State medical marijuana laws hit an obstacle this week when the Colorado Supreme Court ruled that Dish Network, a satellite service provider, acted within the law when they fired a quadriplegic employee for using the drug.
Brandon Coats obtained a state license for medical marijuana in 2009 to treat muscle spasms caused by a spinal cord injury sustained in a car accident he was involved in as a teenager that left 85 percent of his body paralyzed. Coats, who was working as a customer service representative at Dish Network at the time, said he smoked marijuana at home after work and within the confines of the Colorado's medical marijuana law. He said periods of intoxication would only last between 20 and 30 minutes.
In 2010, however, he ran into problems when he tested positive for marijuana after taking an impromptu drug test ordered by the company. Coats told his employer that he planned to continue using the drug. While the company agreed that he did not consume the marijuana at work he was fired two weeks later for violating Dish Network's zero-tolerance policy.
"I got to work one day and my access key to the disabled entrance wasn't working," Coats told VICE News. "A security guard took me up to human resources and they told me I was being let go."
Attorney Michael Evans has spent five years litigating Coats' case, and said that they are both "devastated" by the verdict. Until the friction between state and federal law around pot is resolved, Evans told VICE News that it's unlikely he'll take on a case like this anytime soon.
"The Supreme Court's decision was pretty clear," he said. "We gave it the best shot we could. It would have had a powerful effect if we'd won, but I hope losing will have an equally powerful effect."
Since the car accident, Coats has been prescribed a number of relaxants to alleviate his spasms, which he described as "really intense." According to Coats, the drugs tend to lose their effectiveness over time. When Coats first tried marijuana, he said it was a revelation.
"It was amazing, it really worked," he recalled. "Before I couldn't really sleep — my body just wouldn't relax.

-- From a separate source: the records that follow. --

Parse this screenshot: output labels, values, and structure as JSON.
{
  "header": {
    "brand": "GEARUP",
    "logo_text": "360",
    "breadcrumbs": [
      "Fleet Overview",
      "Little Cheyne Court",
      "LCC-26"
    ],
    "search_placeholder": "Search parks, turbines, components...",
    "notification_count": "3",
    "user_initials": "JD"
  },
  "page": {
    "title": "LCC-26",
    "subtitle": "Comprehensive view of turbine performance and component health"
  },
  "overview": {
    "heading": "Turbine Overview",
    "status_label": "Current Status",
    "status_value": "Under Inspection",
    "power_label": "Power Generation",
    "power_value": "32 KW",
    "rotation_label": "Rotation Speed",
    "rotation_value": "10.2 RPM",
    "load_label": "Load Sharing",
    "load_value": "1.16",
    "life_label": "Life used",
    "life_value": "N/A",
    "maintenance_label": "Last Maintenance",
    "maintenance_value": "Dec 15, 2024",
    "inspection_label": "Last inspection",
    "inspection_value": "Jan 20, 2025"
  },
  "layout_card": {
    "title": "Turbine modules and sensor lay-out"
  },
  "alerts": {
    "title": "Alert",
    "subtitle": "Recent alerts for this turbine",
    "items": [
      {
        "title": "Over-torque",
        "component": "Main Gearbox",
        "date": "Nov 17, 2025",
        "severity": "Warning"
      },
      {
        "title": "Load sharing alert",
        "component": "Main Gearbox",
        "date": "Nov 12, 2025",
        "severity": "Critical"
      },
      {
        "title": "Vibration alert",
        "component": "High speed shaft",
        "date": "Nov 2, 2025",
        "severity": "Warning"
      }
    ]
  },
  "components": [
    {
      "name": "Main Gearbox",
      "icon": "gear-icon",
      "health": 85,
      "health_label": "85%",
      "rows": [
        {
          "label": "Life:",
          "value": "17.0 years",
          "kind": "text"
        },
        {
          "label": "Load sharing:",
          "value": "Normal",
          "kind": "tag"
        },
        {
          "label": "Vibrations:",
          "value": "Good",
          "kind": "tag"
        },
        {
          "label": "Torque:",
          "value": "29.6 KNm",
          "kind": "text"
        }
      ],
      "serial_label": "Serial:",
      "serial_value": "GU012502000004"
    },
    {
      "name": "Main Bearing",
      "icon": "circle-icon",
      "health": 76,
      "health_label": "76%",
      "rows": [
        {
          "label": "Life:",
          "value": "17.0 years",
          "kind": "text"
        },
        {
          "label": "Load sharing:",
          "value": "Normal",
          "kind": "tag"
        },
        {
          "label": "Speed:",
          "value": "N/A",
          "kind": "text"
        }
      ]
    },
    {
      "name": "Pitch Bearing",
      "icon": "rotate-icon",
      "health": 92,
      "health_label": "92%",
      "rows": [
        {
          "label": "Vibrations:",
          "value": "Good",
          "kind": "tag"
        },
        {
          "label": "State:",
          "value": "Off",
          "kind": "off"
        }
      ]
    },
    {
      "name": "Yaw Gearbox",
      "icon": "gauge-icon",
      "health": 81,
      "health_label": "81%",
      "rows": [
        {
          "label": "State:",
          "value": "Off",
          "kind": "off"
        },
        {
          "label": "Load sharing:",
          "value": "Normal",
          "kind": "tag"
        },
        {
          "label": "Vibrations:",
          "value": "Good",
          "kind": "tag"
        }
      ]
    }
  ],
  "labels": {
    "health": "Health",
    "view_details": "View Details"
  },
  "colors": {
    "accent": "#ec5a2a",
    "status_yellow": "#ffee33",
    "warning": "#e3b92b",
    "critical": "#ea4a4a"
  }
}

Marijuana allowed me to actually sleep."
The court ruling in Colorado reflects a creeping discordance in state marijuana laws as the country sees a shift in legal framework when it comes to the drug. With some form of pot now legal in 23 states and Washington, DC, Colorado is one of four states that has completely decriminalized pot, approving its use both medically and recreationally.
Despite these changes, federal law continues to classify marijuana as a Schedule 1 drug under the Controlled Substance Act, due to its "high potential for dependency." In 2013, the US Department of Justice amended their drug enforcement policy, allowing states to decide how best to handle "marijuana activity" within their own legal systems, while reserving the right to challenge these decisions at any time.
In a statement to VICE News on Tuesday, Dish Network said it was content with the court ruling.
"We are pleased with the outcome of the court's decision," the company said. "As a national employer, DISH remains committed to a drug-free workplace and compliance with federal law."
Keith Stroup, the head of legal counsel for marijuana legislation reform organization NORML, said that Coats' case has brought to light "the quandary" that many of the country's pot-friendly states are now facing. Stroup, who founded NORML in 1970, told VICE News that legalization laws are still very much in their beta stages.
"Transitioning to legalization means that the first few versions will be far from perfect and we knew that going in," he explained.
Beyond the workplace, Stroup said there are other gray areas that need to be resolved in respect to marijuana legalization, like child welfare and custody laws.People who are legally entitled to smoke in accordance with state law can be deemed unfit parents by federal law, regardless of whether they consume marijuana for medical or recreational purposes.
Child protective services are warranted to search the homes of pot-smoking parents, compel them to take drug education courses, and to pledge an oath saying they will abstain from consuming marijuana unless they want to lose custody of their children.
Another thorn in the side of habitual pot users are laws related to driving under the influence of drugs, many of which are strictly enforced. The federal courts have zero-tolerance for someone who commits a traffic offense and is found to have even a trace amount of THC — the psychoactive ingredient in marijuana — in their bloodstream. But according to Stroup, THC levels can be misleading. A person's weight, age, and the frequency they consume marijuana will affect how they metabolize the drug.
"We need to develop a test that actually measures impairment," Stroup said. "There are many other ways to quantify the impact of marijuana consumption."
As the legal battle comes to an end, Coats has been facing dim employment prospects.
"It's been hard finding work," he said. "It's hard anyway — 85 percent of my body doesn't work, so I'm sort of limited in the kind of work I can do." The use of weed as the justification for his firing from Dish Network doesn't help his cause. "When I go to an interview and they ask why I left my previous job, my explanation doesn't make me particularly employable."
Thanks to the support of his family and a small, monthly stipend from the government, Coats said he's been able to pull through and that lately he's even been thinking about going into advocacy for marijuana law reform.
Follow Tess Owen on Twitter: @misstessowen